START Data in this exercise

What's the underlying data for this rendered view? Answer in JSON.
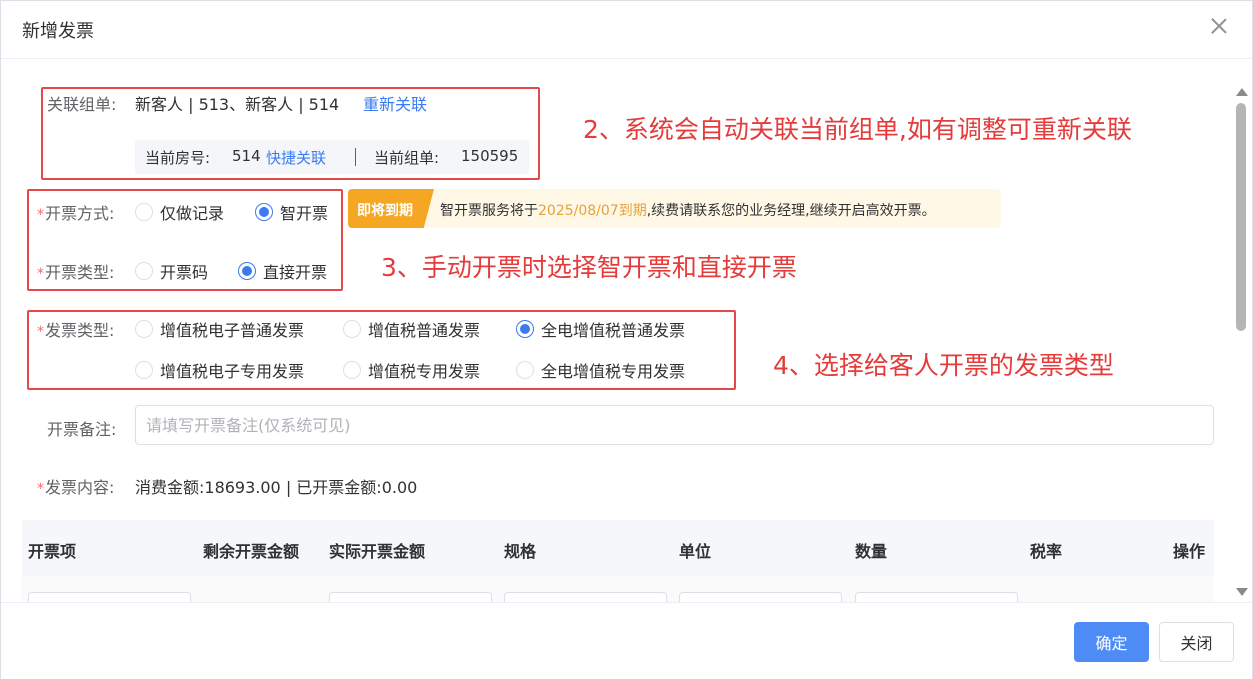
{
  "dialog": {
    "title": "新增发票"
  },
  "related_order": {
    "label": "关联组单:",
    "value": "新客人 | 513、新客人 | 514",
    "relink": "重新关联",
    "room_label": "当前房号:",
    "room_value": "514",
    "quick_link": "快捷关联",
    "order_label": "当前组单:",
    "order_value": "150595"
  },
  "invoice_method": {
    "label": "开票方式:",
    "options": [
      {
        "label": "仅做记录",
        "checked": false
      },
      {
        "label": "智开票",
        "checked": true
      }
    ]
  },
  "warning": {
    "tag": "即将到期",
    "text_before": "智开票服务将于",
    "date": "2025/08/07到期",
    "text_after": ",续费请联系您的业务经理,继续开启高效开票。"
  },
  "issue_type": {
    "label": "开票类型:",
    "options": [
      {
        "label": "开票码",
        "checked": false
      },
      {
        "label": "直接开票",
        "checked": true
      }
    ]
  },
  "invoice_type": {
    "label": "发票类型:",
    "options": [
      {
        "label": "增值税电子普通发票",
        "checked": false
      },
      {
        "label": "增值税普通发票",
        "checked": false
      },
      {
        "label": "全电增值税普通发票",
        "checked": true
      },
      {
        "label": "增值税电子专用发票",
        "checked": false
      },
      {
        "label": "增值税专用发票",
        "checked": false
      },
      {
        "label": "全电增值税专用发票",
        "checked": false
      }
    ]
  },
  "remark": {
    "label": "开票备注:",
    "placeholder": "请填写开票备注(仅系统可见)",
    "value": ""
  },
  "content": {
    "label": "发票内容:",
    "summary": "消费金额:18693.00 | 已开票金额:0.00"
  },
  "table": {
    "headers": [
      "开票项",
      "剩余开票金额",
      "实际开票金额",
      "规格",
      "单位",
      "数量",
      "税率",
      "操作"
    ]
  },
  "annotations": {
    "a2": "2、系统会自动关联当前组单,如有调整可重新关联",
    "a3": "3、手动开票时选择智开票和直接开票",
    "a4": "4、选择给客人开票的发票类型"
  },
  "footer": {
    "confirm": "确定",
    "close": "关闭"
  },
  "colors": {
    "primary": "#3a7bf0",
    "annotation": "#e53b3b",
    "warning": "#f5a623"
  }
}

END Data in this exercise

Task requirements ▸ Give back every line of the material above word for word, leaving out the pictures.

Answer ▸
What's the underlying data for this rendered view? Answer in JSON.
{
  "dialog": {
    "title": "新增发票"
  },
  "related_order": {
    "label": "关联组单:",
    "value": "新客人 | 513、新客人 | 514",
    "relink": "重新关联",
    "room_label": "当前房号:",
    "room_value": "514",
    "quick_link": "快捷关联",
    "order_label": "当前组单:",
    "order_value": "150595"
  },
  "invoice_method": {
    "label": "开票方式:",
    "options": [
      {
        "label": "仅做记录",
        "checked": false
      },
      {
        "label": "智开票",
        "checked": true
      }
    ]
  },
  "warning": {
    "tag": "即将到期",
    "text_before": "智开票服务将于",
    "date": "2025/08/07到期",
    "text_after": ",续费请联系您的业务经理,继续开启高效开票。"
  },
  "issue_type": {
    "label": "开票类型:",
    "options": [
      {
        "label": "开票码",
        "checked": false
      },
      {
        "label": "直接开票",
        "checked": true
      }
    ]
  },
  "invoice_type": {
    "label": "发票类型:",
    "options": [
      {
        "label": "增值税电子普通发票",
        "checked": false
      },
      {
        "label": "增值税普通发票",
        "checked": false
      },
      {
        "label": "全电增值税普通发票",
        "checked": true
      },
      {
        "label": "增值税电子专用发票",
        "checked": false
      },
      {
        "label": "增值税专用发票",
        "checked": false
      },
      {
        "label": "全电增值税专用发票",
        "checked": false
      }
    ]
  },
  "remark": {
    "label": "开票备注:",
    "placeholder": "请填写开票备注(仅系统可见)",
    "value": ""
  },
  "content": {
    "label": "发票内容:",
    "summary": "消费金额:18693.00 | 已开票金额:0.00"
  },
  "table": {
    "headers": [
      "开票项",
      "剩余开票金额",
      "实际开票金额",
      "规格",
      "单位",
      "数量",
      "税率",
      "操作"
    ]
  },
  "annotations": {
    "a2": "2、系统会自动关联当前组单,如有调整可重新关联",
    "a3": "3、手动开票时选择智开票和直接开票",
    "a4": "4、选择给客人开票的发票类型"
  },
  "footer": {
    "confirm": "确定",
    "close": "关闭"
  },
  "colors": {
    "primary": "#3a7bf0",
    "annotation": "#e53b3b",
    "warning": "#f5a623"
  }
}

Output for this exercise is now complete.